At the end of the six months of chemo, I was in a poor state. Mentally and physically fatigued, severely depressed, lack of focus, no short-term memory, unable to express myself, and often not understanding what I was being told. This created embarrassing situations – such as inviting friends for lunch and not remembering they were coming. I am a fairly good driver but my car during those six months ended up scratched and bumped on all sides.
I remember going to a big store in my neighborhood that I used to frequent. I asked for assistance from the attendant who took me to the desired shelf and left. When I picked up my item and turned to leave, I felt completely lost and couldn’t find the exit. Then I would lose my way driving back home, in my own neighborhood!
I used to multi-task efficiently but that also “went out the window.” I barely could muster the focus to finish one task. When someone talked to me too fast my brain would switch off and the speech became a cacophony of unrecognizable noise. I really didn’t know what was going on with me.
The pamphlet from the doctor mentioned confusion but what I was experiencing felt much worse. Only later, after I finished treatment, did I stumble on the expression “chemo brain” or “brain fog” – an area where little research has been done as yet on the phenomenon of mental impairment caused by decreased oxygen supply to the brain and impairment of neurogenesis in the hippocampus. Apparently, scientists do not know yet why some react more strongly than others and how long the mental impairment may last.
Typical side effects of chemo brain include depression, tension, feelings of hopelessness, difficulty multi-tasking, confusion of dates and appointments, misplacing objects, forgetting the details of recent events or conversations, struggling for the right word, slower mental processing, difficulty focusing on one task, and feeling mentally slower than before. Some may say, “I do that too!” But the distinctive feature is the scale of impairment. Functioning with a completely blank brain that cannot focus, understand incoming information or think straight ALL THE TIME is not something I would wish on anyone. It is like living behind a veil separating you not only from the world outside but from your own self as well.
Perhaps the most difficult part of chemo brain is that it is invisible. It creeps up on us gradually, mostly unnoticed as we progress in treatment, incrementally disabling our capacity.

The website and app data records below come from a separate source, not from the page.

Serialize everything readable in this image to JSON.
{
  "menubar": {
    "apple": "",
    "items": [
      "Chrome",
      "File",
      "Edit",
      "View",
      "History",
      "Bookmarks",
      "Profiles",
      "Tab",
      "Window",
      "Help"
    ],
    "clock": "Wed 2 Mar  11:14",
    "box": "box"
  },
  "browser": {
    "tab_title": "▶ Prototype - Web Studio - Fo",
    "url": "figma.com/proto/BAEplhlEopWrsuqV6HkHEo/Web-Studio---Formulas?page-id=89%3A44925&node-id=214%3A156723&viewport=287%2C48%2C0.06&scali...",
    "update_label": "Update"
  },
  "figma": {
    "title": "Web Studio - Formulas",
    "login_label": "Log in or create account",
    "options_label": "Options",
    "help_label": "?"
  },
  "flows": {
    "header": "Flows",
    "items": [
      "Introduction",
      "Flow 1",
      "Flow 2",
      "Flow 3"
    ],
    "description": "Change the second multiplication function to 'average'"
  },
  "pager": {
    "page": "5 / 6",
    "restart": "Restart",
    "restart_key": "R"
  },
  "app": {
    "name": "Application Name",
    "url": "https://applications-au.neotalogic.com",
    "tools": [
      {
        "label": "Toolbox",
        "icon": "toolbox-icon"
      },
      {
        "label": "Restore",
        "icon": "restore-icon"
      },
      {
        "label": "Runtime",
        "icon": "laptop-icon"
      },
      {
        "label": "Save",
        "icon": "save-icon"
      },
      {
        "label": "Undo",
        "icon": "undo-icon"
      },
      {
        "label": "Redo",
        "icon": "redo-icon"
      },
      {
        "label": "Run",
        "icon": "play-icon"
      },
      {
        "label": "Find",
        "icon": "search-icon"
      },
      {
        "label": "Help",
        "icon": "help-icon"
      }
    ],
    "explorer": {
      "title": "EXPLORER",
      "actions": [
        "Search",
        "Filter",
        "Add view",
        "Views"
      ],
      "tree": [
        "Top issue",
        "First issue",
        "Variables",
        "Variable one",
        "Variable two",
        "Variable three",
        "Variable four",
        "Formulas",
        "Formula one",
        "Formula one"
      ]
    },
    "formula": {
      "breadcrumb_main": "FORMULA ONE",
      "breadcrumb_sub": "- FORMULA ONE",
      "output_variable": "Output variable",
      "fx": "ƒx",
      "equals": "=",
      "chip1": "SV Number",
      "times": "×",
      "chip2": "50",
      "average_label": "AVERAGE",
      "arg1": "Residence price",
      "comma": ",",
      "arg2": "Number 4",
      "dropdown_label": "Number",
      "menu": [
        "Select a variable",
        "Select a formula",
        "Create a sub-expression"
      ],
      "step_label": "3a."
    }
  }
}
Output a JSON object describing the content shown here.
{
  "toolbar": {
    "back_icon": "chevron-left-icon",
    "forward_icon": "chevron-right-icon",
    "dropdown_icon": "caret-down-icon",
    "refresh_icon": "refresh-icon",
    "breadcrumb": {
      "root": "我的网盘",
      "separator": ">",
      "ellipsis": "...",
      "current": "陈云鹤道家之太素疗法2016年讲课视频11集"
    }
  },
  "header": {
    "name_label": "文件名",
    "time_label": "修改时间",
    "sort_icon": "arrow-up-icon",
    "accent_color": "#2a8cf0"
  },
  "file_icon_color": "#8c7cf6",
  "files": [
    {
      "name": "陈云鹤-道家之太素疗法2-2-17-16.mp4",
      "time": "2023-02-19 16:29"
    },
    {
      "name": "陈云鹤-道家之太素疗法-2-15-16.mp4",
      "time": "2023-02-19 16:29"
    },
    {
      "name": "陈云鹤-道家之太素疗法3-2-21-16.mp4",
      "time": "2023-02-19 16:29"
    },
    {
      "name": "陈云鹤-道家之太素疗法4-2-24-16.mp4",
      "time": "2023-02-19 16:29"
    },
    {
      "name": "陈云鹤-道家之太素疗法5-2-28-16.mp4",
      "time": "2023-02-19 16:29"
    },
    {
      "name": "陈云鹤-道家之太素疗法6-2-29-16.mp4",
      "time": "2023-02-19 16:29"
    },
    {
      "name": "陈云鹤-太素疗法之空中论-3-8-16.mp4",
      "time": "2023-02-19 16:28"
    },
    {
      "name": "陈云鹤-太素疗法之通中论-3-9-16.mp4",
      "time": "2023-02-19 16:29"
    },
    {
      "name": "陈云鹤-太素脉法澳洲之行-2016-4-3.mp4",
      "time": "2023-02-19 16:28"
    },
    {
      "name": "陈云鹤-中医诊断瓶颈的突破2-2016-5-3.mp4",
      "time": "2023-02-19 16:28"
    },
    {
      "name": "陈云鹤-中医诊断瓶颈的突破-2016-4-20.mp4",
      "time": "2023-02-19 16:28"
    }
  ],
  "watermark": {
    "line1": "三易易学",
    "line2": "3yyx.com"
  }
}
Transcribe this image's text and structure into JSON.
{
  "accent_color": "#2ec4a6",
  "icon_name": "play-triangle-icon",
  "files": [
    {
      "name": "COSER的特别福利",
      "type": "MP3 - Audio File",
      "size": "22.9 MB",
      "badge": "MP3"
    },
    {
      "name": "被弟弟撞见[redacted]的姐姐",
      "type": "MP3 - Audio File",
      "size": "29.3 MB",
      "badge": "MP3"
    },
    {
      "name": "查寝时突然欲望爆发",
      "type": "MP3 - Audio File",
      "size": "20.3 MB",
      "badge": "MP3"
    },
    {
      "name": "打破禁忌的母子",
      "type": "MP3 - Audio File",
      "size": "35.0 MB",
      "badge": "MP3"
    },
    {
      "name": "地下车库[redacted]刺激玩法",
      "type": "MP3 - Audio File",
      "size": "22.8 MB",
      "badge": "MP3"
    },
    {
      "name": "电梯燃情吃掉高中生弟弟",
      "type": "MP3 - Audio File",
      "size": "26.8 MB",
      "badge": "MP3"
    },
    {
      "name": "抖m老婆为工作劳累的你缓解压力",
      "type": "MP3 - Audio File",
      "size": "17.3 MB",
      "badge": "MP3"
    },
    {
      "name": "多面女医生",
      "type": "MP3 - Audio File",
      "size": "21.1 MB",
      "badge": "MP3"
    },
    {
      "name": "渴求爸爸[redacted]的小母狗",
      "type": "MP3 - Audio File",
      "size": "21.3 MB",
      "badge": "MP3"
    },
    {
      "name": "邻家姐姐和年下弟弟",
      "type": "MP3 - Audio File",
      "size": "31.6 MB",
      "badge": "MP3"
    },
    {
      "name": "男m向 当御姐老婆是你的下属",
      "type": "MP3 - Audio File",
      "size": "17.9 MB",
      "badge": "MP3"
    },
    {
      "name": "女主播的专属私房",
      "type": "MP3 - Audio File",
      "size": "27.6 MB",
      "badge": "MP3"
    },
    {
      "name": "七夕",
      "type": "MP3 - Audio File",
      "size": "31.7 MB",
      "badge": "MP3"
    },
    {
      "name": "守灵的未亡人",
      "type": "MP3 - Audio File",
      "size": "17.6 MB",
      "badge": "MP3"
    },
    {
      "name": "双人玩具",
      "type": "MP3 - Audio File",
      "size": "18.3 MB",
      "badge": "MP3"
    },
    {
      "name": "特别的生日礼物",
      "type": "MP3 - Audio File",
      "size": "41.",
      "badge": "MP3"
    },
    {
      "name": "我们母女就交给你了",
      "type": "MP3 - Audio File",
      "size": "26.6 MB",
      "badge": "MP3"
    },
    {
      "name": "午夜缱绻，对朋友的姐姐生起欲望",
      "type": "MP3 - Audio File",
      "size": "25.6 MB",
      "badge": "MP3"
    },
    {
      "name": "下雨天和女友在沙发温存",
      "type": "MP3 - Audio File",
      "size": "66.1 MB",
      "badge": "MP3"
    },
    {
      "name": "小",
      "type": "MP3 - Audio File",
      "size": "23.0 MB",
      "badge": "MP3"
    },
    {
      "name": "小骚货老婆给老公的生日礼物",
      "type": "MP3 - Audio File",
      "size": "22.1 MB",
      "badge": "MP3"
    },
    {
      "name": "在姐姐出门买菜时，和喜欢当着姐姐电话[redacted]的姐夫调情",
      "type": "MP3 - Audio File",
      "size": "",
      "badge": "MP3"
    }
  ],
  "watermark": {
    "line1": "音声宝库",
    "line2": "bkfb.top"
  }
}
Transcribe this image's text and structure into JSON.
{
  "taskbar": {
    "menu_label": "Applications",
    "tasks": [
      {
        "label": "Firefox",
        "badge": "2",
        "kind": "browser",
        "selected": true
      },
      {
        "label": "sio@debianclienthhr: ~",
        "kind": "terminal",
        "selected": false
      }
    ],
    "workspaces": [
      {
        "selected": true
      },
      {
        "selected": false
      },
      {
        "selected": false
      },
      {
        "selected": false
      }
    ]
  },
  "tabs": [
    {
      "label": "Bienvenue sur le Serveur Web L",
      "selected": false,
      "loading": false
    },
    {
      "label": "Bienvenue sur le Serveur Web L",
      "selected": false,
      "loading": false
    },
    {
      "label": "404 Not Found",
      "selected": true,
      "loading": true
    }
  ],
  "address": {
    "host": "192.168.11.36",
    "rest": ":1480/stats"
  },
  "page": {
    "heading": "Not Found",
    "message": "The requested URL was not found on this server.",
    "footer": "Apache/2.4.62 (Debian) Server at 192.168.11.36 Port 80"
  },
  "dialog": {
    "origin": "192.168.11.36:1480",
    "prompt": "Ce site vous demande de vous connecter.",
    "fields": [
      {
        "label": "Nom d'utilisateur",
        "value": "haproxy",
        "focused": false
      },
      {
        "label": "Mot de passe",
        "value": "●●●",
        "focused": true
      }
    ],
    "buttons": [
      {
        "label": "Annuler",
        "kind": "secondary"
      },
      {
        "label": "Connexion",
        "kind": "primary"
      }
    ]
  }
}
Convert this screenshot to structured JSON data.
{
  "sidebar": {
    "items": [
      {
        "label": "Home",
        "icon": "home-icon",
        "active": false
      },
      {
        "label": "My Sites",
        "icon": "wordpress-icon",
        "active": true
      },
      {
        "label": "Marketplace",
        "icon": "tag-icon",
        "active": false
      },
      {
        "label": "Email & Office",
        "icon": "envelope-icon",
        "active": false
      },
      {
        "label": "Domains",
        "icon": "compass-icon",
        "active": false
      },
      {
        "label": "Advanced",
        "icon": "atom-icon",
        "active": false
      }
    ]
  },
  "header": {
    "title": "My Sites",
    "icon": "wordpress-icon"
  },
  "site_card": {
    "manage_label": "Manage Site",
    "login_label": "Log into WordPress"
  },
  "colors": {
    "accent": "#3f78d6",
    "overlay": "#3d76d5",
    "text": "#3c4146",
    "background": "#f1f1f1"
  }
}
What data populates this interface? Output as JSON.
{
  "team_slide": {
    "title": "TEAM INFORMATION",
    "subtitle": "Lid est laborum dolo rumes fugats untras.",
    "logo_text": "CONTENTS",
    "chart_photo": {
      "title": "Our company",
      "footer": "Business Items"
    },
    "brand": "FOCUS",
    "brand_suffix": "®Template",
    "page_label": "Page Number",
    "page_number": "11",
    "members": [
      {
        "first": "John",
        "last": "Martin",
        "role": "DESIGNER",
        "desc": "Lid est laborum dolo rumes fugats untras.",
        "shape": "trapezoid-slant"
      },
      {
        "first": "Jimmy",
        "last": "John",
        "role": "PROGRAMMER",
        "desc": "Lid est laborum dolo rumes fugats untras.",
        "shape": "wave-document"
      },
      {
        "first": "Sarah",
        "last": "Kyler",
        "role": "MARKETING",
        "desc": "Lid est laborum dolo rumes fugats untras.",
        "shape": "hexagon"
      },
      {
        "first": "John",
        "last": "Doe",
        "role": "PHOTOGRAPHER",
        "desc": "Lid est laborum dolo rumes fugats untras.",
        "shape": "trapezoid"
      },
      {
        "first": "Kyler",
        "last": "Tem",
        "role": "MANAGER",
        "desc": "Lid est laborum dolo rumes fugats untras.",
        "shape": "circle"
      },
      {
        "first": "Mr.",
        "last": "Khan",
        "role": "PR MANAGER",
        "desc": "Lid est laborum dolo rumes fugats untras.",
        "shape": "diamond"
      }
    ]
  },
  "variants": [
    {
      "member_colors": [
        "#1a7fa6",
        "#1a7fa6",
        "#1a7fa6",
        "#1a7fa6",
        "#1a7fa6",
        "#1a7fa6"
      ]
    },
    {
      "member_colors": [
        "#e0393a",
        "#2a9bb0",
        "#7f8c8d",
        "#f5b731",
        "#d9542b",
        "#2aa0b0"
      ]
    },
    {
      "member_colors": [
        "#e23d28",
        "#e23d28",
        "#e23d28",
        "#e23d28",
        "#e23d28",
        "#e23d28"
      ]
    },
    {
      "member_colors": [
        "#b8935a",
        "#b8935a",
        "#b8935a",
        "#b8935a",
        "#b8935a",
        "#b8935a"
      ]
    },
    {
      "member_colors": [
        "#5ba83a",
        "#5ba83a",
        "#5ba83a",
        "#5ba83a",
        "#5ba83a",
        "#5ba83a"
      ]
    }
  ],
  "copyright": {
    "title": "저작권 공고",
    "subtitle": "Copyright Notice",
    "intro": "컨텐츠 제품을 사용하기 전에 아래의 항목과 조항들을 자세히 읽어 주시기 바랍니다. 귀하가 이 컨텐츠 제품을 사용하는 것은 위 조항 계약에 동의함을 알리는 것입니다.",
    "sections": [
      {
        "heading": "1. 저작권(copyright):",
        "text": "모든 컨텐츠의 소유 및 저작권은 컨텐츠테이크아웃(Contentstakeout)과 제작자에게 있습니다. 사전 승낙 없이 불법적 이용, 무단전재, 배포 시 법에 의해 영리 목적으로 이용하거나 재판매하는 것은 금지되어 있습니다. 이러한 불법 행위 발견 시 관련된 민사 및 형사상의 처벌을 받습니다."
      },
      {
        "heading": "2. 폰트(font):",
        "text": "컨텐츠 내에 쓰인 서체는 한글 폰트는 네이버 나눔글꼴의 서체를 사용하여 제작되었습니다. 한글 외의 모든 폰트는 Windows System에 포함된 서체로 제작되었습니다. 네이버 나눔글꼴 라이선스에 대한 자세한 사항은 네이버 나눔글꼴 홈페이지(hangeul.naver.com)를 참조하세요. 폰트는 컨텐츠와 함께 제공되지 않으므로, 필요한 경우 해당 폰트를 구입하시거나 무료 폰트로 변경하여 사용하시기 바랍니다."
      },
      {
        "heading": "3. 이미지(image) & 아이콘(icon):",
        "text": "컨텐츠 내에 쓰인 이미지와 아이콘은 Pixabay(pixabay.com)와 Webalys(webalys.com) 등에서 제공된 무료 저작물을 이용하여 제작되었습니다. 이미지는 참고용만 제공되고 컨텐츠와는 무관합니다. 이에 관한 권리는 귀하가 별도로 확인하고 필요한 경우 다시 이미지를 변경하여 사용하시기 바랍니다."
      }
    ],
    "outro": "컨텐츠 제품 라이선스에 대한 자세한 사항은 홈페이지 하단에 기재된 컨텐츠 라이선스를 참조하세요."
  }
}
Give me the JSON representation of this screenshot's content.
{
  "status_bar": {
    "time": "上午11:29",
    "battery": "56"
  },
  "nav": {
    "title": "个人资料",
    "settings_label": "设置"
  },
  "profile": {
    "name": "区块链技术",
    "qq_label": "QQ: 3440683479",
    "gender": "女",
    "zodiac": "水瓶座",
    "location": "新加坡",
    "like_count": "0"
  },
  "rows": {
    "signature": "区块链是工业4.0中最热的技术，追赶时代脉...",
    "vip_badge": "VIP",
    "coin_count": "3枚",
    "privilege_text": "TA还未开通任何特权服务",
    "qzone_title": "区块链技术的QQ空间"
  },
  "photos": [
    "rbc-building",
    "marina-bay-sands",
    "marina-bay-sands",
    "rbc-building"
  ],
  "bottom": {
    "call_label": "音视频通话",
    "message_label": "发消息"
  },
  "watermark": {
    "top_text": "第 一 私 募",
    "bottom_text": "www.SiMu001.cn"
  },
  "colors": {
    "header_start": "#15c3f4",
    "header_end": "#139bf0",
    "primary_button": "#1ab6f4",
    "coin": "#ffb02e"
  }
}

We notice it only in extreme times, when we do something “really stupid” and out of the ordinary. But most of my clients who come to “Beyond Cancer” retreats do not realize the advanced side effects they have, simply because the changes happen slowly.
Chemo brain is invisible, so our environment does not see it either. At the end of the chemo treatments everyone, family, friends and co-workers, seem to think that now we are cured, and we are okay. And yet, many of us feel that we are at the lowest point in our lives. My assessment of my abilities was that my capacities were only 30% of who I was before my treatment. It is a lonely place to be. Lack of information on how long these symptoms will last or what we can do to change them makes the situation even more difficult.
Yet there is also some good news. The brain has its own plasticity and we can work actively on improving our mental functions. I use www.brainHQ.com, a website created by a neurosurgeon for his clients to use after a brain operation. It involves playing certain games that train the brain in several aspects. Another website is www.lumocity.com. There are also activities which increase neurogenesis: learning new things, aerobic exercise, laughter, any activity that brings more blood (oxygen) to the brain, and practising memory techniques.